Another Day, Another Hamas Threat
Last week, the chief editor of Ma'an News Agency received direct threats on his mobile telephone from Hamas spokesperson, Fawzi Barhoum, who demanded that Ma'an avoid criticizing the Hamas movement. He threatened that, if Ma'an does not stop criticizing the Hamas movement, they will embark on a campaign of defamation against our news agency, and accuse it of reporting false news and of antagonizing the Hamas movement.
July 05, 2007
Incitement in Hamas Summer Camp Bothers Some Palestinians
The Jerusalem Post's Khaled Abu Toameh reports that
Some Palestinian parents in the Gaza Strip are up in arms over Hamas summer camps which are being used to train children on the use of weapons and other military equipment.
The article points out that although Fatah itself has used summer camps for inciting against Israel and the US, the organization is not happy to be on the receiving end of such incitement:
A statement issued by Fatah accused Hamas of "kidnapping" and "brainwashing" the children.
"Hamas is helping create a culture of hatred and vengeance," the statement charged. "They are killing the innocence of children by forcing them to undergo military training and teaching them hatred. They want to use these children to fight their own people in the future.
You can read the article here.
The indoctrination of Palestinian youth is nothing new, though. A July 2005 report in the San Francisco Chronicle, for example, noted that children in Hamas camp were taught songs "urging them to 'kill Zionists wherever they are, in the name of God.'"
And in March of this year, a Palestinian academic admitted that "A whole generation was raised on the denial of the 'other' and erasing him completely, and to the possibility of killing him without any restraint or problem."
July 04, 2007

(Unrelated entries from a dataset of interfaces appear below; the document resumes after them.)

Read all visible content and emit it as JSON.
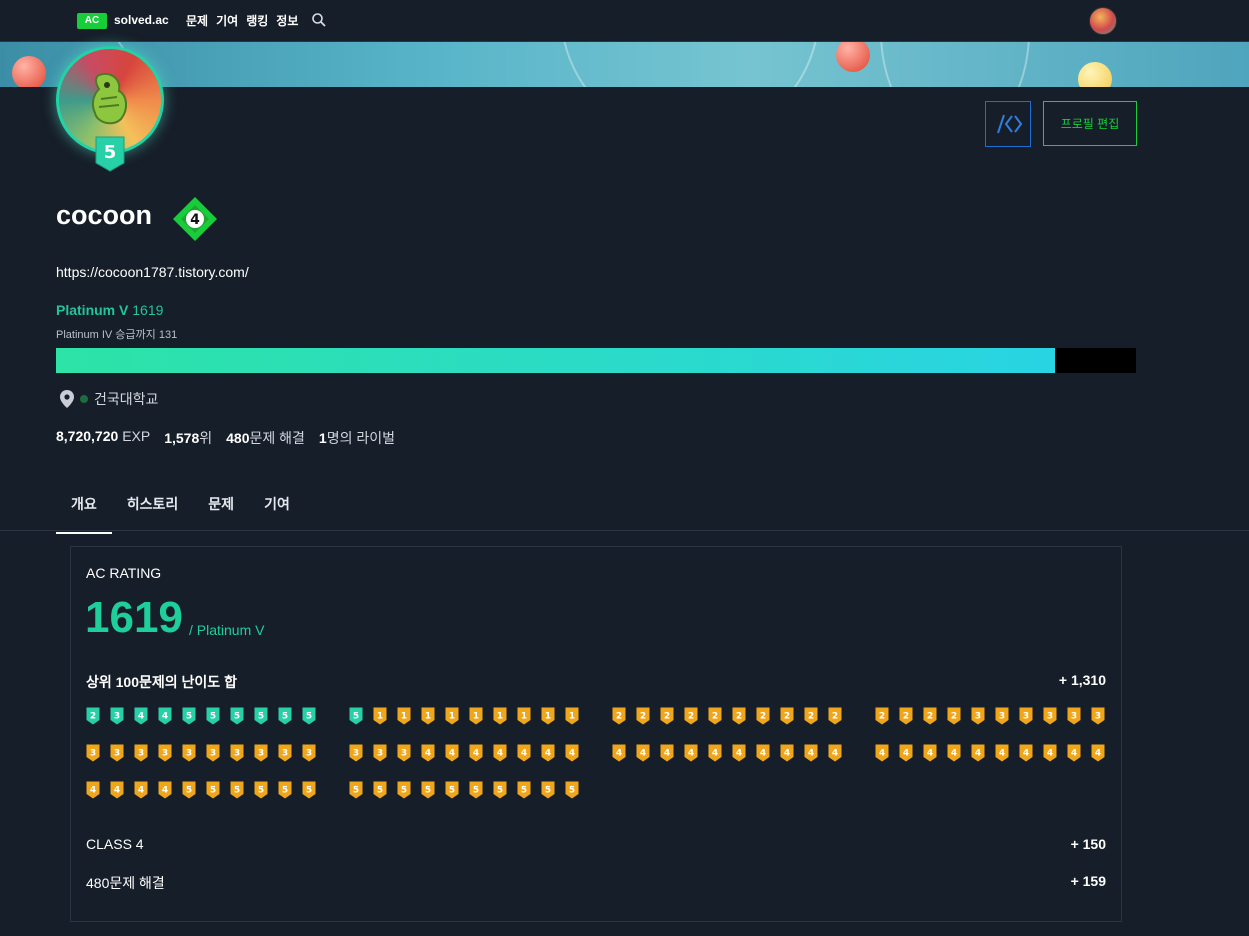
{
  "nav": {
    "logo_badge": "AC",
    "logo_text": "solved.ac",
    "links": [
      "문제",
      "기여",
      "랭킹",
      "정보"
    ]
  },
  "profile": {
    "username": "cocoon",
    "class": "4",
    "tier_shield": "5",
    "blog": "https://cocoon1787.tistory.com/",
    "tier_name": "Platinum V",
    "rating": "1619",
    "promotion": "Platinum IV 승급까지 131",
    "progress": 0.925,
    "organization": "건국대학교",
    "exp_value": "8,720,720",
    "exp_unit": "EXP",
    "rank_value": "1,578",
    "rank_unit": "위",
    "solved_value": "480",
    "solved_unit": "문제 해결",
    "rival_value": "1",
    "rival_unit": "명의 라이벌",
    "edit_button": "프로필 편집"
  },
  "tabs": [
    "개요",
    "히스토리",
    "문제",
    "기여"
  ],
  "rating_card": {
    "title": "AC RATING",
    "rating": "1619",
    "tier": "/ Platinum V",
    "top100_label": "상위 100문제의 난이도 합",
    "top100_value": "+ 1,310",
    "class_label": "CLASS 4",
    "class_value": "+ 150",
    "solved_label": "480문제 해결",
    "solved_value": "+ 159"
  },
  "levels": [
    "p2",
    "p3",
    "p4",
    "p4",
    "p5",
    "p5",
    "p5",
    "p5",
    "p5",
    "p5",
    "p5",
    "g1",
    "g1",
    "g1",
    "g1",
    "g1",
    "g1",
    "g1",
    "g1",
    "g1",
    "g2",
    "g2",
    "g2",
    "g2",
    "g2",
    "g2",
    "g2",
    "g2",
    "g2",
    "g2",
    "g2",
    "g2",
    "g2",
    "g2",
    "g3",
    "g3",
    "g3",
    "g3",
    "g3",
    "g3",
    "g3",
    "g3",
    "g3",
    "g3",
    "g3",
    "g3",
    "g3",
    "g3",
    "g3",
    "g3",
    "g3",
    "g3",
    "g3",
    "g4",
    "g4",
    "g4",
    "g4",
    "g4",
    "g4",
    "g4",
    "g4",
    "g4",
    "g4",
    "g4",
    "g4",
    "g4",
    "g4",
    "g4",
    "g4",
    "g4",
    "g4",
    "g4",
    "g4",
    "g4",
    "g4",
    "g4",
    "g4",
    "g4",
    "g4",
    "g4",
    "g4",
    "g4",
    "g4",
    "g4",
    "g5",
    "g5",
    "g5",
    "g5",
    "g5",
    "g5",
    "g5",
    "g5",
    "g5",
    "g5",
    "g5",
    "g5",
    "g5",
    "g5",
    "g5",
    "g5"
  ],
  "colors": {
    "accent_green": "#17ce3a",
    "platinum": "#1fcf9b",
    "gold": "#f0a61a",
    "platinum_badge": "#27d0a7"
  }
}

BBC Journalist Alan Johnston Freed
After almost 4 months of captivity, Alan Johnston was freed last night in a murky deal between Hamas and the Army of Islam who held him. Johnston describes his experience as terrifying, most of the time spent by himself in a darkened room, his life repeatedly threatened. His release is being greeted with relief.
A Hamas spokesman states they will not arrest the kidnappers, dismantle or disarm the group. An Army of Islam spokesman asserts they will be working again with Hamas (with whom they cooperated to kidnap Gilad Shalit).
All this raises the question--did the Army of Islam ever really have a falling out with Hamas? Or was Johnson's kidnapping and subsequent "rescue mission" indeed coordinated with Hamas?
July 02, 2007
Report: Gaza Journalist Seeks Asylum
Alan Johnston is not the only journalist in danger in the Gaza Strip. AP reports today:
OSLO - A TV journalist who worked for the Al-Arabiya network in the Gaza Strip is seeking asylum in Norway, saying his family was threatened, Norwegian state broadcaster NRK reported.
We came to Norway because I, my wife and children received death threats, and we decided to leave Gaza, where I could not continue as a free-speaking journalist, Saif el-Deen Shahin was quoted as saying in a report on NRK's Web site.
Norway's Foreign Ministry could not confirm yesterday that Shahin had applied for asylum.
Hamas had accused Al-Arabiya of bias in favor of its rival, Fatah, in the months leading up to its takeover of Gaza.
Shahin said only about 10 percent of journalists in Gaza dare to carry out their profession. The rest have stopped working because of pressure and fears for their lives, Shahin was quoted as saying in the report posted Thursday.
The report said Shahin was beaten up and threatened after describing the kidnappers of BBC reporter Alan Johnston as criminals.
Spokesman of Group Holding Johnston Arrested
The Associated Press reports that Hamas arrested the spokesman for Army of Islam, the group which kidnapped BBC's Alan Johnston:
Hamas on Monday arrested the spokesman of a militant group holding British correspondent Alan Johnston, a move that could give it a bargaining chip to secure the Briton's release.
However, a Hamas spokesman denied any link between the arrest of the Army of Islam spokesman and efforts to free Johnston. Abu Khatab al-Maqdisi, he said, was arrested in a gunbattle.
Hamas has demanded that the Army of Islam, led by a violent Gaza clan, free Johnston, who was kidnapped on a Gaza City street on March 12.